The student outdoor clubs on East and South hills couldn’t be more different. The Cornell Outing Club is one of the oldest student organizations at the university and the documents that detail its history are actually cataloged in archives of the Kroch Library. The Ithaca College equivalent is a subdivision of a department called “Outdoor Recreation and Climbing Wall” and consists of an equipment rental service.
The Cornell Outing Club announces that exists in order to develop student outdoor skills and leadership experience and as a venue for forming “lifetime bonds.” Ithaca College outdoor recreation doesn’t claim to do anything like that and on the face it seems to exist to help students have fun in the out of doors.
At Cornell undergraduates are charged $7 per semester to pay for the outing club (whether they join or not) and all others are charged $10. There is no charge for trips per se, but everyone who goes along on an excursion is expected to chip in for the costs of food, transportation and “incidentals.” The club has a large collection of gear and it is available at no charge for use on official club trips.
The destinations are decided on and the excursions led by club members. Plans are made and announced at the weekly meetings, which are held on Tuesdays at 7:30 p.m. in the art gallery at Willard Straight. Most of the trips used to leave from Japes Lodge, which is located on Beebe Lake off Cradit Farm Road on North Campus. Early last year the building was condemned* and now stands vacant. There are plans in the works by Cornell University Sustainable Design to replace it, but funding is now the issue.
The outing club is financed by funds from the Student Activities Finance Commission, membership fees, and money received from Cornell Plantations in exchange for work done by students to clean up the gorges.

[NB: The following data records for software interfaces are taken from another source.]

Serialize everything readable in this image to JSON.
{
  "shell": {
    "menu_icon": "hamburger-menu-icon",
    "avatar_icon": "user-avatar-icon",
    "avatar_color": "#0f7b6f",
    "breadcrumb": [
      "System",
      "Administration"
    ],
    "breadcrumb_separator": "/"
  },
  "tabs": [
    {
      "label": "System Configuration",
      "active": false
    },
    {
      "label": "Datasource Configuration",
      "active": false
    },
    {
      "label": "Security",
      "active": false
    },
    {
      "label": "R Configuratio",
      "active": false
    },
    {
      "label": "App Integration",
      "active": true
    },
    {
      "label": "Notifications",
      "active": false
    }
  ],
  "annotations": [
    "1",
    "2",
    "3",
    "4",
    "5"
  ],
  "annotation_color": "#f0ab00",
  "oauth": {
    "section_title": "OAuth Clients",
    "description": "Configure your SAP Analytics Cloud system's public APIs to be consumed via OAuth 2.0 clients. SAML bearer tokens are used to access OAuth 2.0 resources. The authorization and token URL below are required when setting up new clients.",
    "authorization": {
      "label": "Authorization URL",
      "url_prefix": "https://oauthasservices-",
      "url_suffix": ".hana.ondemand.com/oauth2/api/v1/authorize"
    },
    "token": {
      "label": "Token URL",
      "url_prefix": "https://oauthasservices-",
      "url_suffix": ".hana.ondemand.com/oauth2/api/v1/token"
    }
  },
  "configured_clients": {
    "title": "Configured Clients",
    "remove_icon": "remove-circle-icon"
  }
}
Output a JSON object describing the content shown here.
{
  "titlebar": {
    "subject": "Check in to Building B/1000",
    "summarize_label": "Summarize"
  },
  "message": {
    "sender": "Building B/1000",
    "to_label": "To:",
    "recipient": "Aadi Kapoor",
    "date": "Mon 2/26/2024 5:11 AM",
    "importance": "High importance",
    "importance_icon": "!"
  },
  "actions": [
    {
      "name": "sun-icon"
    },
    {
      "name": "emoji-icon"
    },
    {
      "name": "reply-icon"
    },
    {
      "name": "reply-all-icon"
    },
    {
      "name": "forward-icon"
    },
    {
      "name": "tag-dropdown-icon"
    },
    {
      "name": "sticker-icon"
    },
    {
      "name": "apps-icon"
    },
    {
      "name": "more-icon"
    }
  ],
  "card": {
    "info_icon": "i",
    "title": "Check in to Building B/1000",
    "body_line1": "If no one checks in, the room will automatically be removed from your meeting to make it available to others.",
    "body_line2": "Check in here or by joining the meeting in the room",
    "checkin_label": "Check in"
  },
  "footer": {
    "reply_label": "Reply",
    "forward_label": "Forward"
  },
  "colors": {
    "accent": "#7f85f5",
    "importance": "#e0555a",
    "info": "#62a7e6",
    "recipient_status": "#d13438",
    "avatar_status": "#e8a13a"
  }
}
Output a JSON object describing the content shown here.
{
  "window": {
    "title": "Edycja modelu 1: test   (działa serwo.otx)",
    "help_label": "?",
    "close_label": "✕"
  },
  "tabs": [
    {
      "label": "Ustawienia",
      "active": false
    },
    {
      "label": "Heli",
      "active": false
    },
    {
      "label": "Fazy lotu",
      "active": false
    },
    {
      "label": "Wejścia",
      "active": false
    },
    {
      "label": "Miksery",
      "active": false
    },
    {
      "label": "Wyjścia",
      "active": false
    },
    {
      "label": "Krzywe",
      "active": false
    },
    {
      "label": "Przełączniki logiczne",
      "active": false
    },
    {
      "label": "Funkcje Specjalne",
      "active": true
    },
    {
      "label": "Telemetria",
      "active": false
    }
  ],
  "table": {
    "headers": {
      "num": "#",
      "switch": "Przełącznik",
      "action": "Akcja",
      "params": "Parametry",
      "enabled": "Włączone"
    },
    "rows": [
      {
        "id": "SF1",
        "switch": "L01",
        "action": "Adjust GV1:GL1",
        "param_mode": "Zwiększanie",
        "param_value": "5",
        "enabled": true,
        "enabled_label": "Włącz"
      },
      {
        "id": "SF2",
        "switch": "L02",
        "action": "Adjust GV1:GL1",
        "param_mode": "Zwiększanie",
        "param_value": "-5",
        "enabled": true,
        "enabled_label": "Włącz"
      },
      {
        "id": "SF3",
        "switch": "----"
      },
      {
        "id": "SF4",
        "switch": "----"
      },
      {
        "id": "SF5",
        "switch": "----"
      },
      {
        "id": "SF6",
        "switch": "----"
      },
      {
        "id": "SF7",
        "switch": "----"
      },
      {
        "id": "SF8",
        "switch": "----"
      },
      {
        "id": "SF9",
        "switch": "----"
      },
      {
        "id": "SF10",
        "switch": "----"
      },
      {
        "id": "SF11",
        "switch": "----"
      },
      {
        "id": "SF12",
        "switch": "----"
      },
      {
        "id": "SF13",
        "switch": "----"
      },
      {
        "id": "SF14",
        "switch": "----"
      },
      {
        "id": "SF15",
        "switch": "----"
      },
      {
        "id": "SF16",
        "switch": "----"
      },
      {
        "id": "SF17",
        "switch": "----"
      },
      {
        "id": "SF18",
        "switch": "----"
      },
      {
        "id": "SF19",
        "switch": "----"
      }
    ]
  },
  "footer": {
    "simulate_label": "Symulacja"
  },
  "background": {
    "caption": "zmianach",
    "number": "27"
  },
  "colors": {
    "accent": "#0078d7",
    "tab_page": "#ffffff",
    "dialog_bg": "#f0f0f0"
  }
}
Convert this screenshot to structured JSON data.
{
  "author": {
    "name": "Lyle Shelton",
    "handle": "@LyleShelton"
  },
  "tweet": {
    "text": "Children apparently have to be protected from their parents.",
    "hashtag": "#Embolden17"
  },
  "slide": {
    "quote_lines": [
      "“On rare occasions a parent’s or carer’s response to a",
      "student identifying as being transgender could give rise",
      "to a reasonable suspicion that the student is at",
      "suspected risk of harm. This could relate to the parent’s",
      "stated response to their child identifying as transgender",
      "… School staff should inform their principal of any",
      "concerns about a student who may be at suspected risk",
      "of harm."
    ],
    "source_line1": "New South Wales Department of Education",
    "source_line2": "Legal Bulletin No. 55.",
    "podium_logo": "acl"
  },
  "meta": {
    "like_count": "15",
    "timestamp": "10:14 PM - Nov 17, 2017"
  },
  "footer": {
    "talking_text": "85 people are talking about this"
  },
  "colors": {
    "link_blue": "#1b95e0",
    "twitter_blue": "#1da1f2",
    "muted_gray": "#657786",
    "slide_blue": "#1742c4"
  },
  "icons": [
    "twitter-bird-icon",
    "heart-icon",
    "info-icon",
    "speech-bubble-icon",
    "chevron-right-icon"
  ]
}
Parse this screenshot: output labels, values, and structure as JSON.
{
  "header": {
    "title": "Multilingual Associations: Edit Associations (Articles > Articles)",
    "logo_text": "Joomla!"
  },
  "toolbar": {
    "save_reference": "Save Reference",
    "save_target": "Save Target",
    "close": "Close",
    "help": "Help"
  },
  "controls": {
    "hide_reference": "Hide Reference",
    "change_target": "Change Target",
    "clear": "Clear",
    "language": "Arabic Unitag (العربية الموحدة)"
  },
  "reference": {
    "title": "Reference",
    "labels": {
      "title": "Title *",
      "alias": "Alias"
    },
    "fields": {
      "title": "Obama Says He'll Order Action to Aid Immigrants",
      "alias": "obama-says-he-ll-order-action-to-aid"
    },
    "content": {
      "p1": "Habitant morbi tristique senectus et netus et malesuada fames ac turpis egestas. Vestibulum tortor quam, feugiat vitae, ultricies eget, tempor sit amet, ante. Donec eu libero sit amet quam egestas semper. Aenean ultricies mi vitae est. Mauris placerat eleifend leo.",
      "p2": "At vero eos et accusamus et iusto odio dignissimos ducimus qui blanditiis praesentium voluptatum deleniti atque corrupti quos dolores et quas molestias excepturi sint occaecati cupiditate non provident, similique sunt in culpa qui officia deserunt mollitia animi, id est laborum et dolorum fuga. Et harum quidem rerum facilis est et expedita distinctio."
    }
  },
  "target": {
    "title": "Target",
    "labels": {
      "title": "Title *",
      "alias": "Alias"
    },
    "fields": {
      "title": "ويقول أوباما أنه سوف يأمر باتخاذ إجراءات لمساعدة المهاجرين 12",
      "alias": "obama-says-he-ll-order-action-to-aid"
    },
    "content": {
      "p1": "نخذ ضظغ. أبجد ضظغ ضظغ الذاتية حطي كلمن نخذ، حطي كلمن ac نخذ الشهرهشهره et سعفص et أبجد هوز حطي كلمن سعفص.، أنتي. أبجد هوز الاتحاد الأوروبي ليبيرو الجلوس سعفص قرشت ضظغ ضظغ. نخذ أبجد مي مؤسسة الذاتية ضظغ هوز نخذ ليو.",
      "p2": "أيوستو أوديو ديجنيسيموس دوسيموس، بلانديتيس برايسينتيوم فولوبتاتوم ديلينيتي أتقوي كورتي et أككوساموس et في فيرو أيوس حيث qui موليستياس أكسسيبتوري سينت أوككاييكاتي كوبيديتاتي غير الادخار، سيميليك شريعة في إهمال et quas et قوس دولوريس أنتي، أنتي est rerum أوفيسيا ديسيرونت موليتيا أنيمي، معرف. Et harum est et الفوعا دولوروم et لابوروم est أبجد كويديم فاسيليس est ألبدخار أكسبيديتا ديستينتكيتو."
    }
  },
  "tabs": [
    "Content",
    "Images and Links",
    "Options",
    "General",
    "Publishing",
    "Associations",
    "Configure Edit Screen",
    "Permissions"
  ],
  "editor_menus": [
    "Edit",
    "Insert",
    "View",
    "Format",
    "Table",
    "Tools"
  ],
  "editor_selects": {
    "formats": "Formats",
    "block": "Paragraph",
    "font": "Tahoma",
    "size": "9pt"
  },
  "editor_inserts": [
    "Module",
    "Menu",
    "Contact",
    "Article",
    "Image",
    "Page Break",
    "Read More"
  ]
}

The Ithaca College Outdoor Recreation Equipment Center is located in the Fitness Center. The space exists to warehouse camping and sporting equipment. There is no club per se; the equipment can be rented by any member of the campus community. Equipment is rented per piece for fixed per diem prices. Stoves range from $4 to $10; packs from $6 to $8; tents from $10 to $15; sleeping bags from $5 to $9 and sleeping pads are $1 a piece. The price increases every few days in multiples of the per diem price, but after 12 days you pay the per diem price each additional day.
The nearest equivalent to an outing club at IC would seem to be their “Ride Club,” a part of the “Sport Club.” The Sport Club was established 30 years ago and consists of 38 “sub-clubs”. It has been administrated by the Office of Recreational Sports since 2001. The students elect officers who draft the constitutions, request facility space, and get approval for travel arrangements. The Ride Club is a network of people with vehicles who collaborate to carpool to destinations, primarily for outdoor recreation like snowboarding and skiing at Greek Peak.
Connor Benfield, the current president of the Cornell Outing Club, was aware of the state of things at IC. “They have the outdoor recreation major, but they don’t really have a club,” he said. “We were thinking about reaching out to them, because you don’t have to be a Cornell student to be a member of the outing club.” Benfield said that there are about 400 dues paying members, but something like 1,300 people are signed up to the listserv.
The Cornell club is active year round, with more elaborate trips planned during breaks. The most common destinations, according to Benfield, are the Adirondacks for hiking and whitewater kayaking, the Shawangunks for rock climbing, the Catskills for hiking, and last years some folks went up to the Ottawa River in Canada for some kayaking.
Over winter break last year some Cornell students went to Colombia for backpacking and rock climbing and during spring break the Red River Gorge in Kentucky is a regular destination.
The outing club also serves a pedagogical purpose. “When I came here as a freshman,” said Benfield, “I didn’t have much outdoor experience. We have ‘activity chairs’ who bring beginners into the position where they can lead field trips.” The club holds “skill sessions” where people learn to build a fire, tie knots for climbing, and how to dress for winter sports to avoid frostbite and hypothermia.
They reach out to the broader community for other skills. “We have presentations by local experts,” said Benfield. “The guy who teaches the birding classes for the public at the Lab of O talked about birdwatching and we had someone come in who was an expert at animal tracking.”
The outing club will be part of Cornell’s “Club Fest” in Barton Hall. First-year students should look for their table to get more information or go to cornelloutingclub.org for more information. §
*Clarification received on Oct. 2, 2015: "The article states that Japes Lodge was condemned. While the building was restricted from student use by the university, it was never condemned by public regulation. Representatives of the university expressed concern for the integrity of the roof while an independent inspector found the roof to be in fine order. Thanks, Brendan Brown"